Not the best I could ever do. But that day, for some reason, I couldn’t draw out the energy, I couldn’t concentrate, I just couldn’t bring myself to try to figure out a better way or a better test. I was tired, or sick, or frustrated by politics, or distracted by my child’s illness, or something. On that day, and every day, I do the best I can.
Now, perhaps you have looked back on something you’ve done and hated yourself for it. Why was it necessary to eat the second bag of Doritos? Why did you have to make that nasty crack to someone you want to call friend? Why didn’t you drag your lazy um body to exercise? What a horrible person you are for that.
No, I really don’t think so. We are a complex mess of motivations, forces, energy, weaknesses. And we’re always doing the best we can muster. Why? Because every system always does the best it can. That’s what systems do. They just do their system thing.
We have free will, though, or at least we think we do. So, yes, we freely chose to eat that second bag of Doritos. Why? At the time it made the most sense we could make of the world.
That’s why I write these articles that show me making horrible stupid mistakes.
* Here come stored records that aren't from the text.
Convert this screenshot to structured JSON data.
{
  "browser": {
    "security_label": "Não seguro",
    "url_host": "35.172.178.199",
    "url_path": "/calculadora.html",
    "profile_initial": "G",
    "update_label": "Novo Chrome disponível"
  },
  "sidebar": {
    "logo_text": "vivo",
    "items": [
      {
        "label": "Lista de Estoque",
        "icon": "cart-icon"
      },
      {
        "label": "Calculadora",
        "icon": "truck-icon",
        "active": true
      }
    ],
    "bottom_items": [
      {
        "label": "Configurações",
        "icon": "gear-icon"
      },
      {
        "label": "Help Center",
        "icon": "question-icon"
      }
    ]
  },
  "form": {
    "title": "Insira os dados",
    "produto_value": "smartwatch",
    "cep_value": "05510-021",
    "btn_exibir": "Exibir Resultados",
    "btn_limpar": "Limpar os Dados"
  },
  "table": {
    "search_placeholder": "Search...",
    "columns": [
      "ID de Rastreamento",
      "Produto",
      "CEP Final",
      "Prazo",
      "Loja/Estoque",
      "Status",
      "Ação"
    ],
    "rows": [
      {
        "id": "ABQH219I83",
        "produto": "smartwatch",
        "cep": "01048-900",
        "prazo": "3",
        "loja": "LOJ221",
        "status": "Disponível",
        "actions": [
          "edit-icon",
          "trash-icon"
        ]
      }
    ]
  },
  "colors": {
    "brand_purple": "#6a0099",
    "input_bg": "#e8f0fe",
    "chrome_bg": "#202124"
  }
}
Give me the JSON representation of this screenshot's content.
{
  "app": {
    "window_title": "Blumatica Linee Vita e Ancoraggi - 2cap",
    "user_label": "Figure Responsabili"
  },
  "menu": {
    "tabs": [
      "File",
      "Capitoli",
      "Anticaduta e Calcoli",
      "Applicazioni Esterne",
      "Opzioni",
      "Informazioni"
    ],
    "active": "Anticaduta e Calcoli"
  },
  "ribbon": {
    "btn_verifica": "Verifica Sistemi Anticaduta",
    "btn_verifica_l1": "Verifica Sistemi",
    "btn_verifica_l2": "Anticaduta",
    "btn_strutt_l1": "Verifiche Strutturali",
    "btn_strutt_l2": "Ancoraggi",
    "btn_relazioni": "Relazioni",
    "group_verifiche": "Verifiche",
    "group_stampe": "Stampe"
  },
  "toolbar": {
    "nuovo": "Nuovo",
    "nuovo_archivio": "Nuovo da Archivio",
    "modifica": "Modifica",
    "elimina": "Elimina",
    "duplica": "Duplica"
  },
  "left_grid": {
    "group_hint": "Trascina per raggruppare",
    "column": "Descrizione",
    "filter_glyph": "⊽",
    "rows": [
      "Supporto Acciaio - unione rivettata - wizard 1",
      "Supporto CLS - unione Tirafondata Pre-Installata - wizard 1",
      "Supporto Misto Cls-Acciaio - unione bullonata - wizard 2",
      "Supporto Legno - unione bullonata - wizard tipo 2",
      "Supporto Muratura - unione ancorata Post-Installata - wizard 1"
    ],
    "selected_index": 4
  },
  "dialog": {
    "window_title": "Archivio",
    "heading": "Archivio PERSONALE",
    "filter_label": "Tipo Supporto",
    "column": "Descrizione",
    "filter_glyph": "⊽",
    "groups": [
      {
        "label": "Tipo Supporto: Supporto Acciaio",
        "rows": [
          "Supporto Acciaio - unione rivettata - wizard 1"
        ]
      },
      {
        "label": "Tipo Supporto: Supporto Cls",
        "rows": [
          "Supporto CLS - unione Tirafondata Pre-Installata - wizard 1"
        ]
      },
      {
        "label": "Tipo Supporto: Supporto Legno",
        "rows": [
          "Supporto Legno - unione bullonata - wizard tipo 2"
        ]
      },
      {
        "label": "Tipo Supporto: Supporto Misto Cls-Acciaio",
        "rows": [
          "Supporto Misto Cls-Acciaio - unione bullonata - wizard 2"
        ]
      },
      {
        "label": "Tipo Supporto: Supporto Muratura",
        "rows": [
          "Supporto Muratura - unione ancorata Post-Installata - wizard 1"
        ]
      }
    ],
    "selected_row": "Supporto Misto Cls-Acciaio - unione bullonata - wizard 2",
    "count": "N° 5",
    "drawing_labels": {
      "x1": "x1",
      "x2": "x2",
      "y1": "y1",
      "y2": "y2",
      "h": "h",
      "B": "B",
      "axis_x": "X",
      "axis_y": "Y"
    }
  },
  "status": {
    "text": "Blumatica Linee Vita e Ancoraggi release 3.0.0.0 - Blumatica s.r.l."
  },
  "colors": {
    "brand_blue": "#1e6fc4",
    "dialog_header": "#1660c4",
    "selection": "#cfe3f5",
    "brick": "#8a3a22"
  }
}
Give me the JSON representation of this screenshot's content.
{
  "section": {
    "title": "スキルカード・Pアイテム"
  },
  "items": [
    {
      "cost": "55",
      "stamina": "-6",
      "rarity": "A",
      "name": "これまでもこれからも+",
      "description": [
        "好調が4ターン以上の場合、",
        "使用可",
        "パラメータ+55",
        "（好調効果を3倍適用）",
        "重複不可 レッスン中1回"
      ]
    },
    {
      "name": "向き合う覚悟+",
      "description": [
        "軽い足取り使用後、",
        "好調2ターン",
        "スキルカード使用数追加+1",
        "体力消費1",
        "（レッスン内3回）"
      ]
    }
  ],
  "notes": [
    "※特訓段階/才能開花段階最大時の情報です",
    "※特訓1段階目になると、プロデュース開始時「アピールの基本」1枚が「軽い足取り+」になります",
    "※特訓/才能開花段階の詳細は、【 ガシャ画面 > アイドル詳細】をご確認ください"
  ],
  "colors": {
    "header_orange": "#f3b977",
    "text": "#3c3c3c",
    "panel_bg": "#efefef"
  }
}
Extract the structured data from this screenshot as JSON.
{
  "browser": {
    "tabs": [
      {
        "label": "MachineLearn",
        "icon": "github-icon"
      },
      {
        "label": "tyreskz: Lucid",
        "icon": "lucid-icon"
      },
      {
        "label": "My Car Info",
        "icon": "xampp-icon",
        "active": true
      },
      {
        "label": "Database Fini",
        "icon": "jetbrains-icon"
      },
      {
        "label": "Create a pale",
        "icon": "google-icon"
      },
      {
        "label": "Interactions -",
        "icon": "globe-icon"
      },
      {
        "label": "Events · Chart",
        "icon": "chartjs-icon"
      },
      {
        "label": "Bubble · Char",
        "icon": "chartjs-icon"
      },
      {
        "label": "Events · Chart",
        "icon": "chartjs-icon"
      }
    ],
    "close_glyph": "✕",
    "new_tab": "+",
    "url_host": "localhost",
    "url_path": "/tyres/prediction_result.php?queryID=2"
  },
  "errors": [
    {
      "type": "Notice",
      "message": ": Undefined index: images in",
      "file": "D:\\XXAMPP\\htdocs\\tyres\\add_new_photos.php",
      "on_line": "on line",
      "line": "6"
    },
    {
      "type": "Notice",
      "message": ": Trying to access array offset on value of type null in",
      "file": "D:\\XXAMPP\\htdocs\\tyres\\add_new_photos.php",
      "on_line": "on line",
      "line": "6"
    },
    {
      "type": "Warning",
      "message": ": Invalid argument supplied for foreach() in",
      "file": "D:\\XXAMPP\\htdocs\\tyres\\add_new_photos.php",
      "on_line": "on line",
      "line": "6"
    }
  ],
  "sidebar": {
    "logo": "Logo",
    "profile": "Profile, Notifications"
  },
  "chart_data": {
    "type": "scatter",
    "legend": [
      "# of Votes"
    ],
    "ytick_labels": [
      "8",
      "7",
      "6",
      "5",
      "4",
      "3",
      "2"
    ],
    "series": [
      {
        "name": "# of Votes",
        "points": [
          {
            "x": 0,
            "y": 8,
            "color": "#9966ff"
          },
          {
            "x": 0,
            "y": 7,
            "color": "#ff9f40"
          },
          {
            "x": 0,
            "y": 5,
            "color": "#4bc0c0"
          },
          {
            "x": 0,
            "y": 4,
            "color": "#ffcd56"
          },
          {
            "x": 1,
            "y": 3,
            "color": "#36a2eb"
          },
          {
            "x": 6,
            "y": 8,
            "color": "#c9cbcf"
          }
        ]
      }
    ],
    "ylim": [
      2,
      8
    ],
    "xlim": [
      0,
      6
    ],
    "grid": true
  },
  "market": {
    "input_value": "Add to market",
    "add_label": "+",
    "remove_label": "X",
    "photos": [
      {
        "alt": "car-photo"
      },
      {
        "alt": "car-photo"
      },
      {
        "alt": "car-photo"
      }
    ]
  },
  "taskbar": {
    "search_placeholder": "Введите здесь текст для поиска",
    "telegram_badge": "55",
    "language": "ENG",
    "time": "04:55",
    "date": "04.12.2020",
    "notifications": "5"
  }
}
Because some of you (not you, dear reader, I’m sure, but some of the other readers) some of you also make horrible stupid mistakes. And you may say to yourself “how do I work this?”. Well you work it by doing the best you can, and by trying to learn new better ways and develop new better habits.
Today, I committed the code many times, pretty much every time I made progress. I locked in that progress. Had things gone badly, I’d have been able to take just a small step back and be back in running order. That’s a habit I want to encourage.
Time to stop
I think I’ll wrap this up. I didn’t have in mind writing a sermon today, although it is Sunday. But I wrote one anyway.
I’m OK with that. I’ve been doing the best I can.
Your take home messages might be:
We’re doing our best. Our best isn’t the best we’ve ever done or the best we can imagine, it’s the best today. We can do better tomorrow … or in a few days … and that’s
Objects make improving the code easier, because they keep common elements together and disparate elements apart.
Do they help enough?
When we start on the two-player game, we’ll be testing to see whether our objects are good enough to help us with that, and if they aren’t, what it takes to make them good enough.
See you next time!